If LEGO® play creates an additional way to live out a beloved Charlotte Mason philosophy, then I am happy to embrace it! Not only do I know I am offering the best atmosphere, discipline, and life I can to my children; I know that I can give them unlimited play potential for lifelong learning.
AmblesideOnline. (2002). CM’s 20 principles: original side-by-side with paraphrase. Ambleside Online. https://www.amblesideonline.org/CM/20Principles.html
Carpenter, T.P., Fennema, E., Franke, M.L., Levi, L., Empson, S.B. (1999). Children’s Mathematics: Cognitively guided instruction. Heinemann.
Glass, K. (2014). Consider this: Charlotte Mason and the classical tradition. Karen Glass.
Glass, K. (2018). Know and tell: The art of narration. Karen Glass.
Glass, K. (2019). In vital harmony: Charlotte Mason and the natural laws of education. Karen Glass.
LEGO.com (2021). https://www.lego.com/en-us
Simply Charlotte Mason. (2005-2022). Narration Ideas.
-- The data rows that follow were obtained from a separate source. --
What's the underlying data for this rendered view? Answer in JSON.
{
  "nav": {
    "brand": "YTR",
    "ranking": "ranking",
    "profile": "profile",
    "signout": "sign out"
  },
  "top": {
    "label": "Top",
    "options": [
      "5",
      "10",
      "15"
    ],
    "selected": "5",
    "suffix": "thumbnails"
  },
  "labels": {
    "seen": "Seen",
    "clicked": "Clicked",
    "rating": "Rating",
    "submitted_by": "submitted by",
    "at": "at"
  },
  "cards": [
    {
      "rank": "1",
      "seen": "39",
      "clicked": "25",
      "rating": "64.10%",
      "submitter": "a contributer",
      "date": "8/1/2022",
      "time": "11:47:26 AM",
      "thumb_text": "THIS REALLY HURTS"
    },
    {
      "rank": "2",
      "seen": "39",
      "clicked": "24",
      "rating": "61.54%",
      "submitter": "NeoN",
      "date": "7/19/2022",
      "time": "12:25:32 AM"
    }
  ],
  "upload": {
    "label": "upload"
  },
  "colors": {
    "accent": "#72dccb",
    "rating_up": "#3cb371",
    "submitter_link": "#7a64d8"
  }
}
Simply Charlotte Mason. https://simplycharlottemason.com/timesavers/narration/
Stay Tuned for More from Holly Lee at My Little Brick Schoolhouse:
Holly is publishing a new picture book biography with Blue Sky Daisies about the life of Ole Kirk Christiansen, LEGO founder!
She cannot wait to share with you the wonderful ways to connect LEGO® to everyday learning.
Follow her newsletter by signing up here. Each newsletter issue contains links to Holly’s booklists and blog posts, plus a few exclusive read aloud suggestions, project ideas and other freebies for newsletter subscribers only. Having an engaged audience will also really help this first-time author get the word out about her book (illustrator to be announced)! This next year will be exciting!
To use one of Holly’s Living Projects with your own family, you are welcome to the free printable found at the link here.
Holly Lee is a homeschool teacher and wife, as well as a mother to three children. Holly grew up teaching her stuffed animals and later became a public elementary school teacher. After she ended her teaching career in the public schools, she earned a graduate degree in counseling. Now, Holly has combined her love of teaching and forming relationships with real, historical figures as she reads books to her own children. When she is not reading to her children, Holly enjoys going outdoors in her beautiful state of North Carolina. Her relationship with Jesus Christ is paramount to any other pursuit in life. It is a driving force behind her life’s work of helping her home to flourish. You can find Holly’s writing on her blog, My Little Brick Schoolhouse. She is also on Pinterest, Facebook, and Instagram as My Little Brick Schoolhouse and on Etsy as Brick Schoolhouse.